California, the U.S. leader in battery storage deployment with 7.3 GW of nameplate installed capacity, is the country’s most formidable market, thanks to capacity payments, broad participation opportunities, and a sizeable procurement mandate.
There are still “significant” challenges facing grid operators, according to Johnson of CAISO. State of charge management tops the list, he said.
“It’s finding the right balance of flexibility for asset owners to utilize and bid-in their assets as they see fit, while also ensuring that, as a grid operator, those assets will be able to perform as dispatched and we can maintain reliability,” Johnson added.
Another, forward capacity planning for battery storage, still eludes grid operators.
The traditional process of adding up total capacity to meet peak load in the coldest or hottest times of the year doesn’t easily incorporate an asset like battery storage, which has to charge in order to serve the grid.
“The traditional stack analysis goes out the window with storage,” Johnson said. “You have to make sure that they have the ability to discharge the energy. When are you charging? How does that get factored into capacity planning?”
New York State’s 194 MW of installed battery capacity pales in comparison to the totals boasted by California and Texas. But near-term capacity constraints, paired with a 3,000 MW energy storage target, present attractive opportunities for developers.

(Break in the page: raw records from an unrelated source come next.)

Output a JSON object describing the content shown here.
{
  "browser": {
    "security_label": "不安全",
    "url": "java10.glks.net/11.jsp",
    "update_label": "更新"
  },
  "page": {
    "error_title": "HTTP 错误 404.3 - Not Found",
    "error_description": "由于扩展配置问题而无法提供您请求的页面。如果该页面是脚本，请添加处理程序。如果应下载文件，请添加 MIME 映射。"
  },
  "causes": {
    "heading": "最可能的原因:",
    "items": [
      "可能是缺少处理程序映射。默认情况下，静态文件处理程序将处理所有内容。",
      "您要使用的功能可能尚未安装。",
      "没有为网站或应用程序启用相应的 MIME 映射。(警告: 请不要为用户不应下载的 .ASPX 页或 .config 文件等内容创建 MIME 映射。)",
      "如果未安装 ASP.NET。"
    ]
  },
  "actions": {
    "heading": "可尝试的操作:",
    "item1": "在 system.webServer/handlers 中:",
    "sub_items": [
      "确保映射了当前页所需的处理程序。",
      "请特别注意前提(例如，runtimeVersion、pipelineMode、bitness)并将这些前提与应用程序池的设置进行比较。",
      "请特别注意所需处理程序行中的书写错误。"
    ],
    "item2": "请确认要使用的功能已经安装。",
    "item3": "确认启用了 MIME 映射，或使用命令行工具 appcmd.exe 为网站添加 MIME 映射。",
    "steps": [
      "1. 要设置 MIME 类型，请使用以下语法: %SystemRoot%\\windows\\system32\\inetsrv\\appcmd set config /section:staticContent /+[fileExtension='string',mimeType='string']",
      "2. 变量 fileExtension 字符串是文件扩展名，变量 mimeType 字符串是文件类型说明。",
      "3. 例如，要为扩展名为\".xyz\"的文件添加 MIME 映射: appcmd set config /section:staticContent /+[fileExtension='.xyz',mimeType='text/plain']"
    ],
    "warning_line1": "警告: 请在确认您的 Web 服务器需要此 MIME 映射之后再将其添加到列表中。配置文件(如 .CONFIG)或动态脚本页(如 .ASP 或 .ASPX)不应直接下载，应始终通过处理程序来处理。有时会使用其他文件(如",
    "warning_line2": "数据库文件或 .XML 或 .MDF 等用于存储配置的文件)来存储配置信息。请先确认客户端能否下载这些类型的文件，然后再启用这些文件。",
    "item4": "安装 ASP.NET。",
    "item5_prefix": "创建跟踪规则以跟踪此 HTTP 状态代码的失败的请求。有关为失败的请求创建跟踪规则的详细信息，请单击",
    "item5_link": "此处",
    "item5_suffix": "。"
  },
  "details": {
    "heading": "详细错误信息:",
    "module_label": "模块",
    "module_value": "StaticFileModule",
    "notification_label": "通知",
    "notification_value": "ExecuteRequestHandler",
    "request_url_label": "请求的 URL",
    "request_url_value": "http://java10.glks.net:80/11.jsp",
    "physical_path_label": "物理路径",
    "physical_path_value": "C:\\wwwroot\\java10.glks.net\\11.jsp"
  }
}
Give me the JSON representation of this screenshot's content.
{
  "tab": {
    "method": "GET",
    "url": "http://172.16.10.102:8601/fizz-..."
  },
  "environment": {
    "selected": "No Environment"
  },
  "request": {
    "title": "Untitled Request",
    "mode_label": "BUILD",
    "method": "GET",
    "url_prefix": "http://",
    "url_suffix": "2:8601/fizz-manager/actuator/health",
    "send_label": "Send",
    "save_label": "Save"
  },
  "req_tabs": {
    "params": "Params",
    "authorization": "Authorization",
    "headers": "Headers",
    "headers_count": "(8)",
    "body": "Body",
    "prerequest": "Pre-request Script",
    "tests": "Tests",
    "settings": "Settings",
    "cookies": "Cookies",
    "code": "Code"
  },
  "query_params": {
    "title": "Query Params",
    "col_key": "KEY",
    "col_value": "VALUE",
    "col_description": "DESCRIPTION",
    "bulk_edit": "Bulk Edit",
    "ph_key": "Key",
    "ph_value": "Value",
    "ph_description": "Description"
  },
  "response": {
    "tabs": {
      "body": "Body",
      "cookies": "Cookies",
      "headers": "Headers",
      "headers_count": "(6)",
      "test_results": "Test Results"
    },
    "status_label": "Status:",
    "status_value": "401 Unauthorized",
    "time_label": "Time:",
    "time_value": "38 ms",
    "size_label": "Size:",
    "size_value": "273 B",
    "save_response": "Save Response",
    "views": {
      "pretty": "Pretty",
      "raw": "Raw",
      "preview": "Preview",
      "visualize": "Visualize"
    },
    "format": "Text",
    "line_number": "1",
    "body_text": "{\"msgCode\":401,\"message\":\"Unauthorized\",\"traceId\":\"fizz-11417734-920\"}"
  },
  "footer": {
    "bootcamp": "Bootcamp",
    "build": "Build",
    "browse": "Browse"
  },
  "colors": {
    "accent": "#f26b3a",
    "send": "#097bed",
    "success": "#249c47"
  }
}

DeSocio, who now leads the consultancy Luminary Energy, said an indexed energy storage credit construct under consideration in New York is a good start. The program would marry capacity payments with energy arbitrage, which at present isn’t economically attractive enough to incentivize storage deployment in the state.
DeSocio advised developers to avoid New York’s retail market, which treats batteries as native load, triggering demand charges.
“There is a whole lot of pressure to get new resources built,” DeSocio said. “The opportunity for storage is two-fold: maximize wholesale revenues (capacity and ancillary services) and offtakers.”
Originally published in Power Engineering.